To load an external module, we must encode to a base64 string.

Chain multiple TCP Agents using the link command.

The StageOne module extends the agent by providing fork-and-run-style capabilities. That is, to spawn a sacrificial process to house post-ex functionality.

By default, processes with PPID themselves to the agent.

[+] 10/05/2020 15:50:11 : AgentCommandRequest

stageone run ping 127.0.0.1 -n 30

[+] 10/05/2020 15:50:40 : AgentCommandResponse

Pinging 127.0.0.1 with 32 bytes of data:
Reply from 127.0.0.1: bytes=32 time<1ms TTL=128
Reply from 127.0.0.1: bytes=32 time<1ms TTL=128
Reply from 127.0.0.1: bytes=32 time<1ms TTL=128
Reply from 127.0.0.1: bytes=32 time<1ms TTL=128
[+] 10/05/2020 15:53:46 : AgentCommandRequest

stageone ppid 10992

[+] 10/05/2020 15:53:46 : AgentCommandResponse

Process Id  Process Name
----------  ------------
10992       Explorer.EXE

I have a demo .NET assembly that can be turned into shellcode (with donut), injected into a sacrificial process and the output collected.

using System;
using System.Threading;

class Program
{
    public static void Main(string[] args)
    {
        Thread.Sleep(30000); // time to take a screenshot :)
        Console.WriteLine("Hello from .NET assembly");
    }
}
[+] 10/05/2020 16:03:37 : AgentCommandRequest

stageone disableetw  true

[+] 10/05/2020 16:03:37 : AgentCommandResponse

Disabled
--------
True
[+] 10/05/2020 17:32:56 : AgentCommandResponse

Hello from .NET assembly

There is also an experimental module for reverse port forwarding.
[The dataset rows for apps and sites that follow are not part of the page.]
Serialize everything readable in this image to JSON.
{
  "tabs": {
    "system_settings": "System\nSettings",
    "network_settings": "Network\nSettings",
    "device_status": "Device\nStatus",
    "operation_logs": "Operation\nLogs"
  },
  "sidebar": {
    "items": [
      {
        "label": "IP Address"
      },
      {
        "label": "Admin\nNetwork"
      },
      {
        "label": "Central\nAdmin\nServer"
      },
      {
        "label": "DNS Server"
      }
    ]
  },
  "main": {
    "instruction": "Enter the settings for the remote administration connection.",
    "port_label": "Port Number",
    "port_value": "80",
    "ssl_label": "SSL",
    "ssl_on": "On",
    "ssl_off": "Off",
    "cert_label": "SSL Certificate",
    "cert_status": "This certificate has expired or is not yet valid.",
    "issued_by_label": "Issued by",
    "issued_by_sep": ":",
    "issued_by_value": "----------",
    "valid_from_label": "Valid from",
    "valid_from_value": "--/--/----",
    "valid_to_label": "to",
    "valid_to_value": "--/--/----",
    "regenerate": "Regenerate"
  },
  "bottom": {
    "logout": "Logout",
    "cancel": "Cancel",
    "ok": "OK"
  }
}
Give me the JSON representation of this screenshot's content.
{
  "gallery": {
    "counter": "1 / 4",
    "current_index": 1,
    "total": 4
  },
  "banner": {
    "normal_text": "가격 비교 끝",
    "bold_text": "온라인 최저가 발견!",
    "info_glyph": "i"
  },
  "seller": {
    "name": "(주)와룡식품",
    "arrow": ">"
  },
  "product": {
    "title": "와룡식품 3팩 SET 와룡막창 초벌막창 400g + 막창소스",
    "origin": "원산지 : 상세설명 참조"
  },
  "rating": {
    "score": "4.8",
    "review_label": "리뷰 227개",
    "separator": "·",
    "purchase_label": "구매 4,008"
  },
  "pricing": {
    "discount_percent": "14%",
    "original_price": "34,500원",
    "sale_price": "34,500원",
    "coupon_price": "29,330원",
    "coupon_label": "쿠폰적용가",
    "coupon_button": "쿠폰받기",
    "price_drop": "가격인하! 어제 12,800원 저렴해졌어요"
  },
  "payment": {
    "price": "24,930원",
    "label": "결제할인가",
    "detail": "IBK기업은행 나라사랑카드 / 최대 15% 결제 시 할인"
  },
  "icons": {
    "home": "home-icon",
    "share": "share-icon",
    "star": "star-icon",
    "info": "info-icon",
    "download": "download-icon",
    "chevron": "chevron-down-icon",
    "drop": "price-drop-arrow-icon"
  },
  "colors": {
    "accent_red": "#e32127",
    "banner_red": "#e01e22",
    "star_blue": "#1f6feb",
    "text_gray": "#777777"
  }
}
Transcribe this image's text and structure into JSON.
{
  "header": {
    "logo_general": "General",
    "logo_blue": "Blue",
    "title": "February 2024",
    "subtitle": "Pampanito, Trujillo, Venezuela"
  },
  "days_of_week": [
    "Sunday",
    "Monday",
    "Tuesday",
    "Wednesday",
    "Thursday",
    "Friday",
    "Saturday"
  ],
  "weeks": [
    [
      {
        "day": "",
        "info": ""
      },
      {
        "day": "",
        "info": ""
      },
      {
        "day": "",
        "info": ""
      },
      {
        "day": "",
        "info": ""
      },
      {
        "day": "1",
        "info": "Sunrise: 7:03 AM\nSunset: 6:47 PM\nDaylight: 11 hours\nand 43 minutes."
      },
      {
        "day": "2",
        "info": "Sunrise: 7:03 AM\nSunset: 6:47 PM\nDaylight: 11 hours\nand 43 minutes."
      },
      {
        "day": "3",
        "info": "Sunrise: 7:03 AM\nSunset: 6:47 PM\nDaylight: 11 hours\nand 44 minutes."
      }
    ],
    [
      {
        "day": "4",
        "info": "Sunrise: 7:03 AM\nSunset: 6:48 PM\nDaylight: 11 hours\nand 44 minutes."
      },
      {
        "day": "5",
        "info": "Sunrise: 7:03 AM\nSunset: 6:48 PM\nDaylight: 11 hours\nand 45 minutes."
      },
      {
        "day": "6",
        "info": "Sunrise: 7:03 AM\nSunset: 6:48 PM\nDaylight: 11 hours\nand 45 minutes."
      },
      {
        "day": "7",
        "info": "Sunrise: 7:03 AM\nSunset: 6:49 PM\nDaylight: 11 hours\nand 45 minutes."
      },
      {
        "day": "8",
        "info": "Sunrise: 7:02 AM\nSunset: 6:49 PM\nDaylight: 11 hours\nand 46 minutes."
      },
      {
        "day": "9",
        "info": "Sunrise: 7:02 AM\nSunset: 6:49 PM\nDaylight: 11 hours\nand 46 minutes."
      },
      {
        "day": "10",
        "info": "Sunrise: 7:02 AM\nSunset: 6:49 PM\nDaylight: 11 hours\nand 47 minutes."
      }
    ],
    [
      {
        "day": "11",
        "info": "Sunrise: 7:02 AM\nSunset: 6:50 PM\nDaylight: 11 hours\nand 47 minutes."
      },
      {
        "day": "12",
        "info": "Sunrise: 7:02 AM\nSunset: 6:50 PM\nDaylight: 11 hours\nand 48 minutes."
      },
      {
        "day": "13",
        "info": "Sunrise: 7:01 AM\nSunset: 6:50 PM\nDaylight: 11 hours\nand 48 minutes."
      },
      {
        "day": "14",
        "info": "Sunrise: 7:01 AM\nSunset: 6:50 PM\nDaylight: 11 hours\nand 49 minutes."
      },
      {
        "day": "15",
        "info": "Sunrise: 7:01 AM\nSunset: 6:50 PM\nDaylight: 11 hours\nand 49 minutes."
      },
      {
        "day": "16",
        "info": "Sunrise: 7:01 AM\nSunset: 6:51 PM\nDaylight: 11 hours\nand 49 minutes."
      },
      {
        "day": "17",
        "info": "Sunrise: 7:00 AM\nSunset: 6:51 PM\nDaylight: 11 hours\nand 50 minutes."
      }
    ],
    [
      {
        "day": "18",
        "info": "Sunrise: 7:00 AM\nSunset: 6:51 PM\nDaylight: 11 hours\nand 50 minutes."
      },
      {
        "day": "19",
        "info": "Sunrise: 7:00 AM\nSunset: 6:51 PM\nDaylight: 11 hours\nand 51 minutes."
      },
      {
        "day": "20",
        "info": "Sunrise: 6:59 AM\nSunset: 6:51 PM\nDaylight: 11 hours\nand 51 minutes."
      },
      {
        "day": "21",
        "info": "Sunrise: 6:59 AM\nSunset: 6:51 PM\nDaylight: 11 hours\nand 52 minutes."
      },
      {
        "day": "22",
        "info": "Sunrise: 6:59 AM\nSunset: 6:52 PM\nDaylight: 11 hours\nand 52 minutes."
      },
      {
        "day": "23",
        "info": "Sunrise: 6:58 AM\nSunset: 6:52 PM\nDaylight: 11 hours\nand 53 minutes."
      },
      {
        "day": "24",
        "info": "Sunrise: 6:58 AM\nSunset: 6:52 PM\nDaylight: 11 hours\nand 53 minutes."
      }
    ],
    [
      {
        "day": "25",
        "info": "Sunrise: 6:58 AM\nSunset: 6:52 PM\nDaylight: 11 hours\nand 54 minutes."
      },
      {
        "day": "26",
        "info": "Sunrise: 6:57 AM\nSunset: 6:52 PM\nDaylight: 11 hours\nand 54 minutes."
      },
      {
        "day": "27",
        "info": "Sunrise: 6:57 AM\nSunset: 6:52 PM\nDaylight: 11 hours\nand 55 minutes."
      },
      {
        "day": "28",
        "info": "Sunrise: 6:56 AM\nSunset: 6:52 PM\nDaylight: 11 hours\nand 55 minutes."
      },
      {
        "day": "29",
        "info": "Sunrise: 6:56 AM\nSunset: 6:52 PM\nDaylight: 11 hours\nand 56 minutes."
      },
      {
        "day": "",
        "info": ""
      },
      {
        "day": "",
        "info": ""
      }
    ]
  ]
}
[+] 11/05/2020 08:26:49 : AgentModuleRegistered

rportfwd

[+] 11/05/2020 08:28:14 : AgentHelpRequest

Module    Command     Description                                       HelpText
------    -------     -----------                                       --------
rportfwd  list        Returns a list of current reverse port forwards.  list
rportfwd  start       Starts a new reverse port forward.                start [bind port] [forward host] [forward port]
rportfwd  stop        Stops an existing reverse port forward.           stop [bind port]
rportfwd  flush       Flush all reverse port forwards on an Agent.      flush

[+] 11/05/2020 08:29:20 : AgentCommandRequest

rportfwd start 8888 172.217.20.131 80

[+] 11/05/2020 08:29:20 : AgentCommandResponse

Bind Address  Bind Port  Forward Address  Forward Port
------------  ---------  ---------------  ------------
0.0.0.0       8888       172.217.20.131   80
[email protected]:~$ curl http://127.0.0.1:8888/
<HTML><HEAD><meta http-equiv="content-type" content="text/html;charset=utf-8">
<TITLE>301 Moved</TITLE></HEAD><BODY>
<H1>301 Moved</H1>
The document has moved
<A HREF="http://www.google.com:8888/">here</A>.
</BODY></HTML>

Conclusion

This was a quick demo of SharpC2 - I hope you can see its potential. I find the idea an open source framework that can provide capabilities such as PPID spoofing, process mitigation policies, ETW patching, port forwarding and more, very exciting.

There’s a lot more development work to do before this can be used for anything useful in the real world - the focus will be on adding stable post-ex primitives. My primary use case for this as a learning and training tool, not for carrying out actual engagements and the priority for development will reflect that.

I’m also not convinced Blazor is a good long-term UI solution for this type of tool. There’s a heavy emphasis on leveraging files from your local machine and an ideal UI would allow command line tab completion to grab assemblies directly from disk. E.g. stageone spawn C:\Path\To\Assembly.exe. Although cross-platform GUI solutions are thin on the ground cough-Electron-cough